So where does that leave Llewyn?  In a way, it's become a victim of auteur theory, where a lot of negative criticism seems less like a review of Inside Llewyn Davis and more like a review of "a Coen brothers movie".  This is a mistake, I think, as the film is borne on a tone not normally found or sustained in their work: namely, a very melancholy sense of loss.  It doesn't aim to be riotous like A Serious Man, its closest antecedent in setting and structure.  In fact, it finds the Coens at peak empathy.  Llewyn is an asshole, yes, but not outside the normal boundaries of artists and young men.  And if it is indeed a movie about an asshole, it's also about the condition of being an asshole: of going through life thinking that the problem is everyone else, only to realize—and to a certain extent, I would argue that Llewyn does—that the problem is you.

Of course, in the end, it all comes back to music, and the way that songs can be more pure than their creators.  After all, Bob Dylan and John Lennon, to pick two of Llewyn's more famous, less fictional contemporaries, could be huge assholes themselves.  But does that make the idealism and beauty of their work any less potent?  Or is being a person more important than being an artist?  And so Llewyn will pass up opportunities for help, and the gargoyles around him will take on added dimensions.  He'll butt heads with a condescending, vitriolic jazzman (John Goodman) without realizing that the way Goodman treats him is a funhouse version of the way he treats others.  (On the pecking order of artists and squares, jazz is apparently higher than folk).  He'll brush off a baby-faced guitarist named Troy (Stark Sands) without realizing that Troy's unconditional warmth and friendliness, initially played for laughs, make him a better person.  But most of all, he'll be too proud to compromise, and not lucky or brilliant or strong enough to make it on his own.  So he'll sing his heart out and close his show by saying "That's what I got", knowing that offering it up is the best anyone can do.  Then he'll get the shit kicked out of him while Dylan strikes it big in the other room.  And throughout it all, Oscar Isaac's weary face gives this "comedy" a very serious tone.  I felt for him—maybe there's an asshole in all of us.  Or perhaps we have an uncommon sighting of the Coens' emotional engagement.  Inside Llewyn Davis is an elegy for the also-rans who were good, but not quite good enough.  This is America; there are a lot of them.

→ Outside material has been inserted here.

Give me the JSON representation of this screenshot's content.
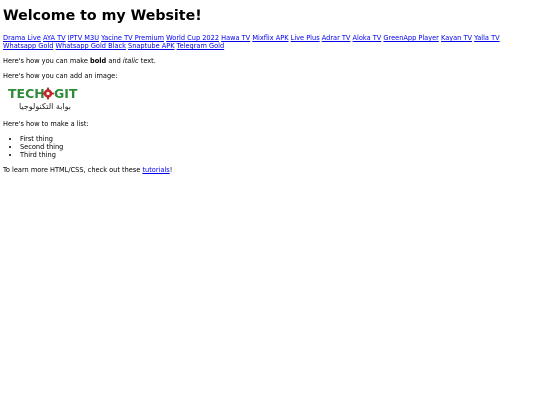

Inside Llewyn Davis is now in enough theaters that you have a chance of seeing it before they start showing Her instead.